**Web page and app entries:**
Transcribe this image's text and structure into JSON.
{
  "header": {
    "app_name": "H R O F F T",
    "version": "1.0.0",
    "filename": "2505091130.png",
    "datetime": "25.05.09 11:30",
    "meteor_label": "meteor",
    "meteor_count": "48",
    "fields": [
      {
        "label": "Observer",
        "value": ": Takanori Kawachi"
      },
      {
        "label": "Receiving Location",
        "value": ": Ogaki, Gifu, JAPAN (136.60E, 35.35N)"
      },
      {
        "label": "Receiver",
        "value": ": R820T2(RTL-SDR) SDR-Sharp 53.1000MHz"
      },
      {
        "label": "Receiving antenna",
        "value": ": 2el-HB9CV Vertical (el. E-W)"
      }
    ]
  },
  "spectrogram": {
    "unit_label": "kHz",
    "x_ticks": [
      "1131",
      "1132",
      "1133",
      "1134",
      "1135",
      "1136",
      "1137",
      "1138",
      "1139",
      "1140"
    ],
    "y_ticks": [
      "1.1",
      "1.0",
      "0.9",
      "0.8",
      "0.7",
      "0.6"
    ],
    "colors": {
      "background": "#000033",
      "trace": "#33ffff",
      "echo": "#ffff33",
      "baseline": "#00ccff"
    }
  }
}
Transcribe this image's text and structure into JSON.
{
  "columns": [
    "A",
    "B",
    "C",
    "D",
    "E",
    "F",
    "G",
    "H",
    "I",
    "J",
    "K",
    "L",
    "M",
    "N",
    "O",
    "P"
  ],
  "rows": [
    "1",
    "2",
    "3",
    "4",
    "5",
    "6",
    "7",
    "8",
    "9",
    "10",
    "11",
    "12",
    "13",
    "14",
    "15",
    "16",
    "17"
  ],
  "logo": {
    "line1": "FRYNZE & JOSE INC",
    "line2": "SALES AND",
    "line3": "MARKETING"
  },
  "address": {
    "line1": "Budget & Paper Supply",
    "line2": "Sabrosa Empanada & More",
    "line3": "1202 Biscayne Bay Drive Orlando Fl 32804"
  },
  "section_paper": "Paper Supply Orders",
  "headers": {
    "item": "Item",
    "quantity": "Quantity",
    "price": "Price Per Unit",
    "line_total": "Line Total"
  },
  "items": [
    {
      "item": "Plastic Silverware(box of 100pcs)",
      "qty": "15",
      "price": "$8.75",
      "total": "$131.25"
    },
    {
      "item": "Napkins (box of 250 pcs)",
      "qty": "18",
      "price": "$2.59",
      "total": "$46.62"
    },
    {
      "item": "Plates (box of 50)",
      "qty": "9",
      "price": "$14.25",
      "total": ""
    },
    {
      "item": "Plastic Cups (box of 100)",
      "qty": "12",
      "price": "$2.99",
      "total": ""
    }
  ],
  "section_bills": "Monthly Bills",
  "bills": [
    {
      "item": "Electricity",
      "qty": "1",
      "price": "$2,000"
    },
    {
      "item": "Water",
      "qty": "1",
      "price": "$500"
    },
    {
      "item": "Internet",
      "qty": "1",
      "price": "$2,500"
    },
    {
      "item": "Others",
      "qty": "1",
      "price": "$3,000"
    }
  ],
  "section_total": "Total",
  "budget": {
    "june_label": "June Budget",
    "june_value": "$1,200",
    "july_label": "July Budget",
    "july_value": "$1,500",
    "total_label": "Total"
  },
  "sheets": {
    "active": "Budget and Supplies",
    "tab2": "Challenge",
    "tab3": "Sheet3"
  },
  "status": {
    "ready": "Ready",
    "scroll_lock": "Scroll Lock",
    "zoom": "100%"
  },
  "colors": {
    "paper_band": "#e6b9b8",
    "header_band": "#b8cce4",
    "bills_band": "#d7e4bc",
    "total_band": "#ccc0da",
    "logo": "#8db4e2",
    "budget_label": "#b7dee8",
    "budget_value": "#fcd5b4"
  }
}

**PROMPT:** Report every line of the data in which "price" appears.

**SOLUTION:**
    "price": "Price Per Unit",
      "price": "$8.75",
      "price": "$2.59",
      "price": "$14.25",
      "price": "$2.99",
      "price": "$2,000"
      "price": "$500"
      "price": "$2,500"
      "price": "$3,000"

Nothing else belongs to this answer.